Health fears and the lack of choice in receiving fluoride were the main objections made in the 1,050 submissions. The forum was set up by Minister for Health, Mr Martin, last September to review the fluoridation of public water supplies. It will report to the Minister in October.
According to Dr Paddy Flanagan, chairman of the forum’s sub-committee on public consultation, just 10 to 12 per cent of the submissions favoured the mass fluoridation of water.
“There were great concerns around areas such as osteoporosis, cancer and sclerosis. People mentioned about 14 different conditions that they, rightly or wrongly, attributed to fluoridation.”
Dr Flanagan said every view would be carefully examined and the forum would then come to a decision on the validity of these views.
Some submissions expressed the fear that people would exceed recommended levels of fluoride if they followed health advice to drink eight glasses of water a day. Others had concerns about the accuracy and skill used in adding fluoride to the public water supply.
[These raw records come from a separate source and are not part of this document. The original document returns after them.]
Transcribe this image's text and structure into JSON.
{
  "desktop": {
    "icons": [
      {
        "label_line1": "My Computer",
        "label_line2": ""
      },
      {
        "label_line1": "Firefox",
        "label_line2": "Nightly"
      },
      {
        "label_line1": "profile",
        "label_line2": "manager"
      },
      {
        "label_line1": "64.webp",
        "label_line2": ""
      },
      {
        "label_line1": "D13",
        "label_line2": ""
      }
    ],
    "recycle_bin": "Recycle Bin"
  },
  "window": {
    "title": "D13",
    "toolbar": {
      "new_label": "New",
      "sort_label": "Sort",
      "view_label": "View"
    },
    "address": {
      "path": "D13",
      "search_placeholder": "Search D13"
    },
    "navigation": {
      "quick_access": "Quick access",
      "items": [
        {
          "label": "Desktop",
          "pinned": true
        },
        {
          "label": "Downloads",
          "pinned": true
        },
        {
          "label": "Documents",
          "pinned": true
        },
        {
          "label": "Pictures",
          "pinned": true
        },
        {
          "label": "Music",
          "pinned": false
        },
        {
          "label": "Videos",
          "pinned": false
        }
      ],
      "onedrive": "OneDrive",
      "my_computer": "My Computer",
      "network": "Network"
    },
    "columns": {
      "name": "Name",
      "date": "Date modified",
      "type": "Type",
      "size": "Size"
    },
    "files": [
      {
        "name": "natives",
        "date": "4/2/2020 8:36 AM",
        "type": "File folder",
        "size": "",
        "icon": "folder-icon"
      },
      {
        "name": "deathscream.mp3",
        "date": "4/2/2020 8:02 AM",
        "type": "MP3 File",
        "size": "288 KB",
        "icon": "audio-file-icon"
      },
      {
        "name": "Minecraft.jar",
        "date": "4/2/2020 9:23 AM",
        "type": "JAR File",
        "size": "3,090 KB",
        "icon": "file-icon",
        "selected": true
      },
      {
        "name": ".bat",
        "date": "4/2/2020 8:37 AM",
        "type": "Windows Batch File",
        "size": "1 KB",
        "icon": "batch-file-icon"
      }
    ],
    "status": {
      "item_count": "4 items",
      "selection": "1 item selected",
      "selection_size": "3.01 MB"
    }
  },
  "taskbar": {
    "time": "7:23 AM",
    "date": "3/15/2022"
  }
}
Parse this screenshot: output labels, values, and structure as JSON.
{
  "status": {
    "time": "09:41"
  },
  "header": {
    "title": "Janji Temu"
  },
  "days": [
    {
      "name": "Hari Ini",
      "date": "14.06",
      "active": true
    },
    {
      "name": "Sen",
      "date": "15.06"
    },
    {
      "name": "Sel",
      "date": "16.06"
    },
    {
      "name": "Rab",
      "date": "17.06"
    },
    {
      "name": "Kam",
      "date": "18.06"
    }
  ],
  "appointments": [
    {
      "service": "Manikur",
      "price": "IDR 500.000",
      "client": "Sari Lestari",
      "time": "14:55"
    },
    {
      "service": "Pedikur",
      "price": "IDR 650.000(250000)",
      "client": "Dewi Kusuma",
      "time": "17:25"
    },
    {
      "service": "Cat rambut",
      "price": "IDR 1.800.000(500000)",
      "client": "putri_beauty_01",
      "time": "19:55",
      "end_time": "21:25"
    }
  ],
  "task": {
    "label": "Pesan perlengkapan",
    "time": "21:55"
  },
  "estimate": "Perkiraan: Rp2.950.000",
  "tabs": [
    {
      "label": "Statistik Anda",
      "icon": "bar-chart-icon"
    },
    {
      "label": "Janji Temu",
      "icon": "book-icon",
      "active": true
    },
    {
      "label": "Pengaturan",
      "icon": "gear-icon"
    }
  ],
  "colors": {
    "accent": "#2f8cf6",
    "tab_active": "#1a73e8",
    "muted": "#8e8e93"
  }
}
The effect of fluoridated water on infants drinking formula was also raised.
In one submission, a woman pointed out that while the option to buy non-fluoridated water was available, she could not afford to buy bottled water.
While most people strongly objected to mass fluoridation, they were not as strongly opposed to alternatives such as fluoride tablets, fluoridated toothpaste and fluoridated salt, Dr Flanagan said.
However, several people objected to the difficulty in getting un-fluoridated toothpaste, particularly in rural areas.
Fluoride was first added to the public water supply in this State in the early 1960s, following research that showed tooth decay in young children was lower in areas where drinking water contained natural levels of fluoride, at around one milligram per litre.